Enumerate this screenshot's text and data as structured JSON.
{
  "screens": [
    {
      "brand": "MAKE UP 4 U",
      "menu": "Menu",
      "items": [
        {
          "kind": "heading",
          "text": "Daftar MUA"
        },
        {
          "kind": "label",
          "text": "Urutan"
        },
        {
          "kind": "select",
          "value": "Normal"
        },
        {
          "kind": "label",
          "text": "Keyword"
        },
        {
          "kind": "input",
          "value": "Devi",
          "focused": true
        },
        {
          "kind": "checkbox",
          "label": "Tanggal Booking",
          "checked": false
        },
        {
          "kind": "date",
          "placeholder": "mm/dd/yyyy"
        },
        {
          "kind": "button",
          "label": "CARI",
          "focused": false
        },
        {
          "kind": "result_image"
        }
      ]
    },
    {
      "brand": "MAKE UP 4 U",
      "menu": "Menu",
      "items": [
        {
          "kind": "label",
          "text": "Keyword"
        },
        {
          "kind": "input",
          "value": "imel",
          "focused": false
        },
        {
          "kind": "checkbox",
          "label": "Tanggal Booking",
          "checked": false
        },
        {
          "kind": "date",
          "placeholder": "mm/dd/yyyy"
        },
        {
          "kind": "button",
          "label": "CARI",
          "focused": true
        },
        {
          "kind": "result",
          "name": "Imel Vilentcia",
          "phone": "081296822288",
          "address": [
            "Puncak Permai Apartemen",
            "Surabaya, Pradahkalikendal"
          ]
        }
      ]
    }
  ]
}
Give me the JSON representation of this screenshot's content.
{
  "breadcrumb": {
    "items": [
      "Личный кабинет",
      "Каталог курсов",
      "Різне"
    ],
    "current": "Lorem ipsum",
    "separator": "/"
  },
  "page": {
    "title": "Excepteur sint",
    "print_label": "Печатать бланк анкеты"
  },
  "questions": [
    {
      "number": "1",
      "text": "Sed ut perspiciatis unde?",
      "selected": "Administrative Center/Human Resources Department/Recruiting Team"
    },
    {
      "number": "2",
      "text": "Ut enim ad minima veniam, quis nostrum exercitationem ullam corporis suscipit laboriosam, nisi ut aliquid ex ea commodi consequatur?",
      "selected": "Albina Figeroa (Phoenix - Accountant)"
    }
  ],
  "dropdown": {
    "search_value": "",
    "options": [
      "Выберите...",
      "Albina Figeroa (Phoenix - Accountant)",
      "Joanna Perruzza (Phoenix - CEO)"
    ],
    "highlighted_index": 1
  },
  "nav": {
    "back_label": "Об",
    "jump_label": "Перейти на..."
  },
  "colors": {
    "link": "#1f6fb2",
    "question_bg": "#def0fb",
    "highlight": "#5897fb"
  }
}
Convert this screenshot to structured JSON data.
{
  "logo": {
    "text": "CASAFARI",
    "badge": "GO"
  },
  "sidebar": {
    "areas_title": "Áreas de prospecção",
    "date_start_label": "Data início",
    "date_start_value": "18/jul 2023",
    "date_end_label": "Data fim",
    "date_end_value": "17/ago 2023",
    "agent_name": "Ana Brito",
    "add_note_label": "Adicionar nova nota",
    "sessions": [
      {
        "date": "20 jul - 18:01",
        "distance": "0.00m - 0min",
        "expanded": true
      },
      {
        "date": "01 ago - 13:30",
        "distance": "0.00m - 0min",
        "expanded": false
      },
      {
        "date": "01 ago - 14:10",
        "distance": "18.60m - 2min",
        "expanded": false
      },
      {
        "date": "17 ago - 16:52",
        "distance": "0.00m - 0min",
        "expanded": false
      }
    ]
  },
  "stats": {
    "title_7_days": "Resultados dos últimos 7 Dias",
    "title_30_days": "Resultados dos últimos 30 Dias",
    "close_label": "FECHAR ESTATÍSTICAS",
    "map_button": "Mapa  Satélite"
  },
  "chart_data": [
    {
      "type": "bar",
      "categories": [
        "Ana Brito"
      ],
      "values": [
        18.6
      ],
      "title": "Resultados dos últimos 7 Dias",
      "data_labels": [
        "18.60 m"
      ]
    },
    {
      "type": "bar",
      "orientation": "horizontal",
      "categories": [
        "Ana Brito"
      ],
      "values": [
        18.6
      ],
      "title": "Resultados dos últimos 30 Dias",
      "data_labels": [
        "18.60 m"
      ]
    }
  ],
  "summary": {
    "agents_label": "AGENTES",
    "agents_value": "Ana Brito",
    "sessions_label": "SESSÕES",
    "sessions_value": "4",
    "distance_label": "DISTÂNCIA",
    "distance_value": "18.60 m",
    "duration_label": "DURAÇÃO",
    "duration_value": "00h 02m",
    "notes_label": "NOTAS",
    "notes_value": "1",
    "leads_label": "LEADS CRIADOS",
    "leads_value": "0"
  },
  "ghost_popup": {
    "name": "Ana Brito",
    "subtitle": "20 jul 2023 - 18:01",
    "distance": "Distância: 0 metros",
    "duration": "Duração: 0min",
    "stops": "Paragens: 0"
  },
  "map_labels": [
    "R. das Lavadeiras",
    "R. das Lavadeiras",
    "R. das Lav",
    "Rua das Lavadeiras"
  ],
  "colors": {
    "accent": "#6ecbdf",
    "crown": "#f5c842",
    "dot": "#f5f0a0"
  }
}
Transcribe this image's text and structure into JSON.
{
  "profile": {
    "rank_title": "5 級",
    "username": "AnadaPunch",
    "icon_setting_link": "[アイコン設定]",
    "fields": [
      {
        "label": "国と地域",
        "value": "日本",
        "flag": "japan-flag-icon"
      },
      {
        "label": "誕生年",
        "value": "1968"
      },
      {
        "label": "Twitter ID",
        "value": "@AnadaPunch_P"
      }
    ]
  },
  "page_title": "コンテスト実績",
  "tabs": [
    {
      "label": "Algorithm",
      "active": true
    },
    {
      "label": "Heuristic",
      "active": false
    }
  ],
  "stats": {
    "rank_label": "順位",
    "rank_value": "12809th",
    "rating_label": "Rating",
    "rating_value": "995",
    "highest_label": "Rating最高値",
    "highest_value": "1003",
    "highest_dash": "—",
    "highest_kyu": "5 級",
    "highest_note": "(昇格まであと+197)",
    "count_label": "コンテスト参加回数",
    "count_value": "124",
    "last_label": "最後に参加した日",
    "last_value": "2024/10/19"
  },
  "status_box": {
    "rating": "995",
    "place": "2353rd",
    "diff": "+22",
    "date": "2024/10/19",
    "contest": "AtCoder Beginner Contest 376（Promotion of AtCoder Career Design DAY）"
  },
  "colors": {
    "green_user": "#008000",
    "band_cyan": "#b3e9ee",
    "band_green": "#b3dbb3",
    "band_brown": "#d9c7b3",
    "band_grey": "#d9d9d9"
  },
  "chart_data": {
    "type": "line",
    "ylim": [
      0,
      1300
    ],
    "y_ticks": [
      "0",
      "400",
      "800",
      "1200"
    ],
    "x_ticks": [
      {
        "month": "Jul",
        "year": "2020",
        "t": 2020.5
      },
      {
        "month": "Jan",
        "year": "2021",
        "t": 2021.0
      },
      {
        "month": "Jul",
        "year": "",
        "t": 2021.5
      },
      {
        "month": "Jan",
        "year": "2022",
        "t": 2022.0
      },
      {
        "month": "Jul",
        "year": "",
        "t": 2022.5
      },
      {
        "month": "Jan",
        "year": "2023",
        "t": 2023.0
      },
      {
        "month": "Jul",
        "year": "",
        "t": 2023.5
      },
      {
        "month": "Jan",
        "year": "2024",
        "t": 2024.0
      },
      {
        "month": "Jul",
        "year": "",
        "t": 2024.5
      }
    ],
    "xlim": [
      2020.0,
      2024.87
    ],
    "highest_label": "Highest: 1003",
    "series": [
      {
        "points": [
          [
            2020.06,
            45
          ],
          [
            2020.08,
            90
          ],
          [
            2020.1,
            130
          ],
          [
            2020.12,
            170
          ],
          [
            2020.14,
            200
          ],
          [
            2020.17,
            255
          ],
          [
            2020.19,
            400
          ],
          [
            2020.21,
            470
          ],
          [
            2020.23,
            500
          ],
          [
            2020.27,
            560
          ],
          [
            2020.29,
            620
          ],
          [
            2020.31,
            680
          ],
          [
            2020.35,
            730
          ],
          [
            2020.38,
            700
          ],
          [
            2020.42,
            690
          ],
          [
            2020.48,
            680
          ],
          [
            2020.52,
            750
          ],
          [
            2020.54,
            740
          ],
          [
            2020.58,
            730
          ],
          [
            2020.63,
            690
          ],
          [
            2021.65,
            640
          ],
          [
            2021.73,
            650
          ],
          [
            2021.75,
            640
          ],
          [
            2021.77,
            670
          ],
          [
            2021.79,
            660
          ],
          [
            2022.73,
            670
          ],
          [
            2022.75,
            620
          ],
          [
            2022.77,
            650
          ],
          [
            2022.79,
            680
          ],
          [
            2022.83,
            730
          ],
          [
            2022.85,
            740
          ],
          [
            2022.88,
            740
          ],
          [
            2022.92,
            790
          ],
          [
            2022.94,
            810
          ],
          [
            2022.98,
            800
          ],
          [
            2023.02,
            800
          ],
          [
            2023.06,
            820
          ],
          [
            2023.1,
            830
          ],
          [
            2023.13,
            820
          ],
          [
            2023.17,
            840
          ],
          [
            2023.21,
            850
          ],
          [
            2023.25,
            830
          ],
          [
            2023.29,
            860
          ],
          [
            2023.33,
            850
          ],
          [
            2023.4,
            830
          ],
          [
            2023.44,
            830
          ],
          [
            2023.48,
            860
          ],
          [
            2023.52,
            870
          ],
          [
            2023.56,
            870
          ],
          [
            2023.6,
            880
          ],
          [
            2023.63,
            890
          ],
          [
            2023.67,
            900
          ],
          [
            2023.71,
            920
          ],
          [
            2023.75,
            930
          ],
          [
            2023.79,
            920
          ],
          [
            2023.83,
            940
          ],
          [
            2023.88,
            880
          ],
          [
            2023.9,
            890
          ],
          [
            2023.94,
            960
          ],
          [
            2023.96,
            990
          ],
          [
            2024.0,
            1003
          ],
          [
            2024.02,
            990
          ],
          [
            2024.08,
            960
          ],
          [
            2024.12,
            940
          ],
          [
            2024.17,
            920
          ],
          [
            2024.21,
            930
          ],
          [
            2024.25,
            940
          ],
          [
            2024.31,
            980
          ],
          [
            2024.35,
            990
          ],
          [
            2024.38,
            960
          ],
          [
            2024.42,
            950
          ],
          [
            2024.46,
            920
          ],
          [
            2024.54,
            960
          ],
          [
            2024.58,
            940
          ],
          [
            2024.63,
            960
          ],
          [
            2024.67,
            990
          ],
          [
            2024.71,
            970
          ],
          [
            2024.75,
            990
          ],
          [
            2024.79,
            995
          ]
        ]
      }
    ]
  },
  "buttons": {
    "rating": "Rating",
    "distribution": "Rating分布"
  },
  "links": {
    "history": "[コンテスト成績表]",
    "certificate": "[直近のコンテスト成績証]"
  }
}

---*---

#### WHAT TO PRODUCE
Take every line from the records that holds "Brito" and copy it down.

#### EXERCISE OUTPUT
    "agent_name": "Ana Brito",
        "Ana Brito"
        "Ana Brito"
    "agents_value": "Ana Brito",
    "name": "Ana Brito",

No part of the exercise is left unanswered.